Dataset rows for apps and sites:

--------------------------------------------------

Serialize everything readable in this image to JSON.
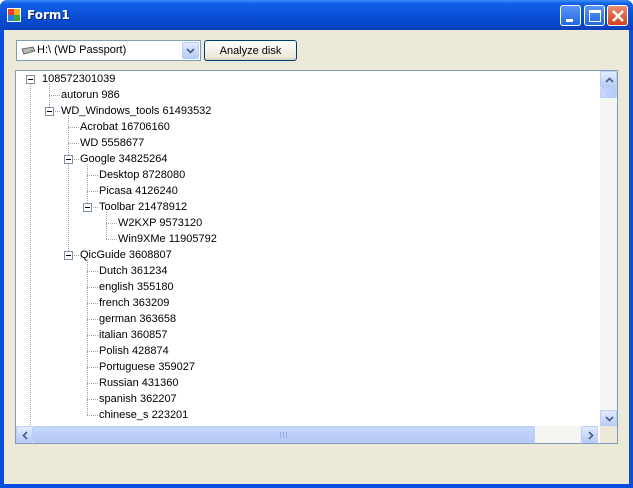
{
  "window": {
    "title": "Form1",
    "accent_color": "#0a50d8",
    "icons": {
      "app": "form-app-icon",
      "minimize": "minimize-icon",
      "maximize": "maximize-icon",
      "close": "close-icon"
    }
  },
  "toolbar": {
    "drive_select": {
      "value": "H:\\ (WD Passport)",
      "icon": "drive-icon"
    },
    "analyze_label": "Analyze disk"
  },
  "tree": {
    "nodes": [
      {
        "label": "108572301039",
        "depth": 0,
        "expanded": true
      },
      {
        "label": "autorun 986",
        "depth": 1
      },
      {
        "label": "WD_Windows_tools 61493532",
        "depth": 1,
        "expanded": true
      },
      {
        "label": "Acrobat 16706160",
        "depth": 2
      },
      {
        "label": "WD 5558677",
        "depth": 2
      },
      {
        "label": "Google 34825264",
        "depth": 2,
        "expanded": true
      },
      {
        "label": "Desktop 8728080",
        "depth": 3
      },
      {
        "label": "Picasa 4126240",
        "depth": 3
      },
      {
        "label": "Toolbar 21478912",
        "depth": 3,
        "expanded": true
      },
      {
        "label": "W2KXP 9573120",
        "depth": 4
      },
      {
        "label": "Win9XMe 11905792",
        "depth": 4
      },
      {
        "label": "QicGuide 3608807",
        "depth": 2,
        "expanded": true
      },
      {
        "label": "Dutch 361234",
        "depth": 3
      },
      {
        "label": "english 355180",
        "depth": 3
      },
      {
        "label": "french 363209",
        "depth": 3
      },
      {
        "label": "german 363658",
        "depth": 3
      },
      {
        "label": "italian 360857",
        "depth": 3
      },
      {
        "label": "Polish 428874",
        "depth": 3
      },
      {
        "label": "Portuguese 359027",
        "depth": 3
      },
      {
        "label": "Russian 431360",
        "depth": 3
      },
      {
        "label": "spanish 362207",
        "depth": 3
      },
      {
        "label": "chinese_s 223201",
        "depth": 3
      }
    ]
  },
  "scrollbars": {
    "vertical": {
      "up_icon": "scroll-up-icon",
      "down_icon": "scroll-down-icon",
      "position": 0.0
    },
    "horizontal": {
      "left_icon": "scroll-left-icon",
      "right_icon": "scroll-right-icon",
      "position": 0.0
    }
  }
}
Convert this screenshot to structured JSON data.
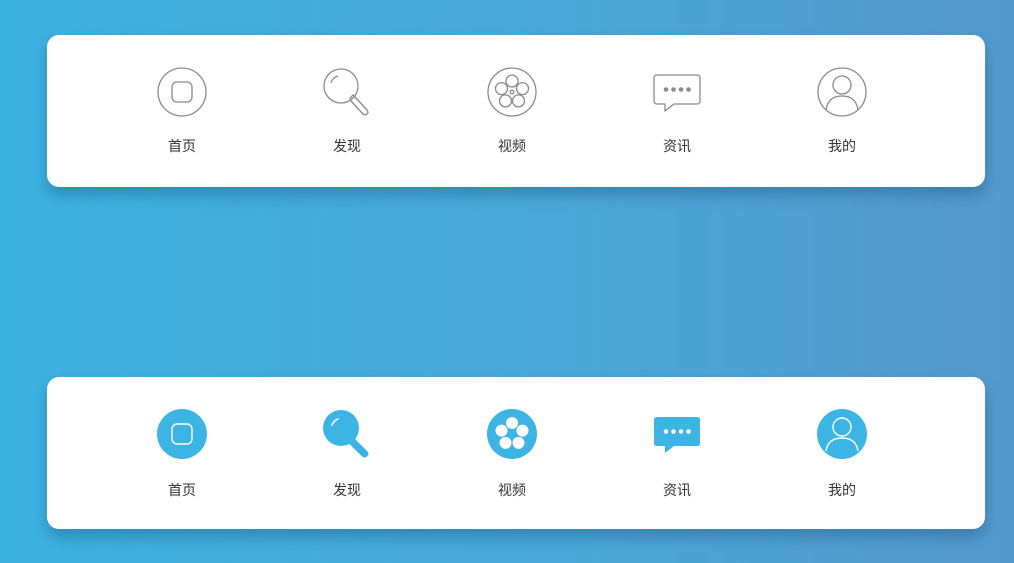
{
  "colors": {
    "outline_stroke": "#8a8a8a",
    "accent": "#3cb4e4",
    "label": "#333333"
  },
  "tabbar_outline": {
    "tabs": [
      {
        "label": "首页",
        "icon": "home-icon"
      },
      {
        "label": "发现",
        "icon": "search-icon"
      },
      {
        "label": "视频",
        "icon": "film-reel-icon"
      },
      {
        "label": "资讯",
        "icon": "message-icon"
      },
      {
        "label": "我的",
        "icon": "user-icon"
      }
    ]
  },
  "tabbar_filled": {
    "tabs": [
      {
        "label": "首页",
        "icon": "home-icon"
      },
      {
        "label": "发现",
        "icon": "search-icon"
      },
      {
        "label": "视频",
        "icon": "film-reel-icon"
      },
      {
        "label": "资讯",
        "icon": "message-icon"
      },
      {
        "label": "我的",
        "icon": "user-icon"
      }
    ]
  }
}
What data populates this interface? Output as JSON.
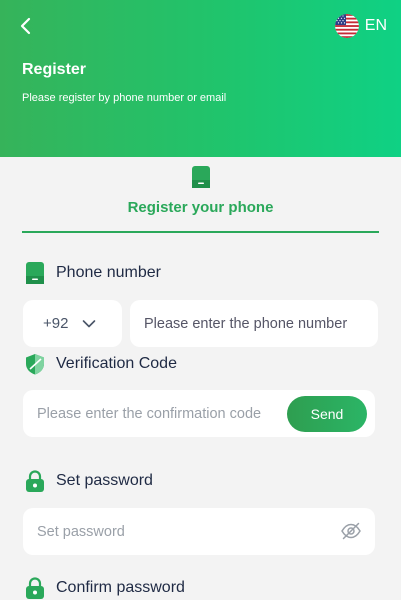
{
  "header": {
    "title": "Register",
    "subtitle": "Please register by phone number or email",
    "language": "EN",
    "back_icon": "chevron-left-icon",
    "flag_icon": "us-flag-icon"
  },
  "tabs": [
    {
      "label": "Register your phone",
      "icon": "phone-icon",
      "active": true
    }
  ],
  "form": {
    "phone": {
      "label": "Phone number",
      "country_code": "+92",
      "placeholder": "Please enter the phone number"
    },
    "verification": {
      "label": "Verification Code",
      "placeholder": "Please enter the confirmation code",
      "send_label": "Send"
    },
    "password": {
      "label": "Set password",
      "placeholder": "Set password"
    },
    "confirm_password": {
      "label": "Confirm password"
    }
  },
  "colors": {
    "accent": "#2aa85a",
    "header_start": "#36b35a",
    "header_end": "#0fd184",
    "background": "#f3f3f3"
  }
}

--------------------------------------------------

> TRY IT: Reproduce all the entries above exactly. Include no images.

> OUTPUT FOR THIS EXERCISE:
Serialize everything readable in this image to JSON.
{
  "window": {
    "title": "Form1",
    "accent_color": "#0a50d8",
    "icons": {
      "app": "form-app-icon",
      "minimize": "minimize-icon",
      "maximize": "maximize-icon",
      "close": "close-icon"
    }
  },
  "toolbar": {
    "drive_select": {
      "value": "H:\\ (WD Passport)",
      "icon": "drive-icon"
    },
    "analyze_label": "Analyze disk"
  },
  "tree": {
    "nodes": [
      {
        "label": "108572301039",
        "depth": 0,
        "expanded": true
      },
      {
        "label": "autorun 986",
        "depth": 1
      },
      {
        "label": "WD_Windows_tools 61493532",
        "depth": 1,
        "expanded": true
      },
      {
        "label": "Acrobat 16706160",
        "depth": 2
      },
      {
        "label": "WD 5558677",
        "depth": 2
      },
      {
        "label": "Google 34825264",
        "depth": 2,
        "expanded": true
      },
      {
        "label": "Desktop 8728080",
        "depth": 3
      },
      {
        "label": "Picasa 4126240",
        "depth": 3
      },
      {
        "label": "Toolbar 21478912",
        "depth": 3,
        "expanded": true
      },
      {
        "label": "W2KXP 9573120",
        "depth": 4
      },
      {
        "label": "Win9XMe 11905792",
        "depth": 4
      },
      {
        "label": "QicGuide 3608807",
        "depth": 2,
        "expanded": true
      },
      {
        "label": "Dutch 361234",
        "depth": 3
      },
      {
        "label": "english 355180",
        "depth": 3
      },
      {
        "label": "french 363209",
        "depth": 3
      },
      {
        "label": "german 363658",
        "depth": 3
      },
      {
        "label": "italian 360857",
        "depth": 3
      },
      {
        "label": "Polish 428874",
        "depth": 3
      },
      {
        "label": "Portuguese 359027",
        "depth": 3
      },
      {
        "label": "Russian 431360",
        "depth": 3
      },
      {
        "label": "spanish 362207",
        "depth": 3
      },
      {
        "label": "chinese_s 223201",
        "depth": 3
      }
    ]
  },
  "scrollbars": {
    "vertical": {
      "up_icon": "scroll-up-icon",
      "down_icon": "scroll-down-icon",
      "position": 0.0
    },
    "horizontal": {
      "left_icon": "scroll-left-icon",
      "right_icon": "scroll-right-icon",
      "position": 0.0
    }
  }
}
Convert this screenshot to structured JSON data.
{
  "colors": {
    "outline_stroke": "#8a8a8a",
    "accent": "#3cb4e4",
    "label": "#333333"
  },
  "tabbar_outline": {
    "tabs": [
      {
        "label": "首页",
        "icon": "home-icon"
      },
      {
        "label": "发现",
        "icon": "search-icon"
      },
      {
        "label": "视频",
        "icon": "film-reel-icon"
      },
      {
        "label": "资讯",
        "icon": "message-icon"
      },
      {
        "label": "我的",
        "icon": "user-icon"
      }
    ]
  },
  "tabbar_filled": {
    "tabs": [
      {
        "label": "首页",
        "icon": "home-icon"
      },
      {
        "label": "发现",
        "icon": "search-icon"
      },
      {
        "label": "视频",
        "icon": "film-reel-icon"
      },
      {
        "label": "资讯",
        "icon": "message-icon"
      },
      {
        "label": "我的",
        "icon": "user-icon"
      }
    ]
  }
}
What data populates this interface? Output as JSON.
{
  "header": {
    "title": "Register",
    "subtitle": "Please register by phone number or email",
    "language": "EN",
    "back_icon": "chevron-left-icon",
    "flag_icon": "us-flag-icon"
  },
  "tabs": [
    {
      "label": "Register your phone",
      "icon": "phone-icon",
      "active": true
    }
  ],
  "form": {
    "phone": {
      "label": "Phone number",
      "country_code": "+92",
      "placeholder": "Please enter the phone number"
    },
    "verification": {
      "label": "Verification Code",
      "placeholder": "Please enter the confirmation code",
      "send_label": "Send"
    },
    "password": {
      "label": "Set password",
      "placeholder": "Set password"
    },
    "confirm_password": {
      "label": "Confirm password"
    }
  },
  "colors": {
    "accent": "#2aa85a",
    "header_start": "#36b35a",
    "header_end": "#0fd184",
    "background": "#f3f3f3"
  }
}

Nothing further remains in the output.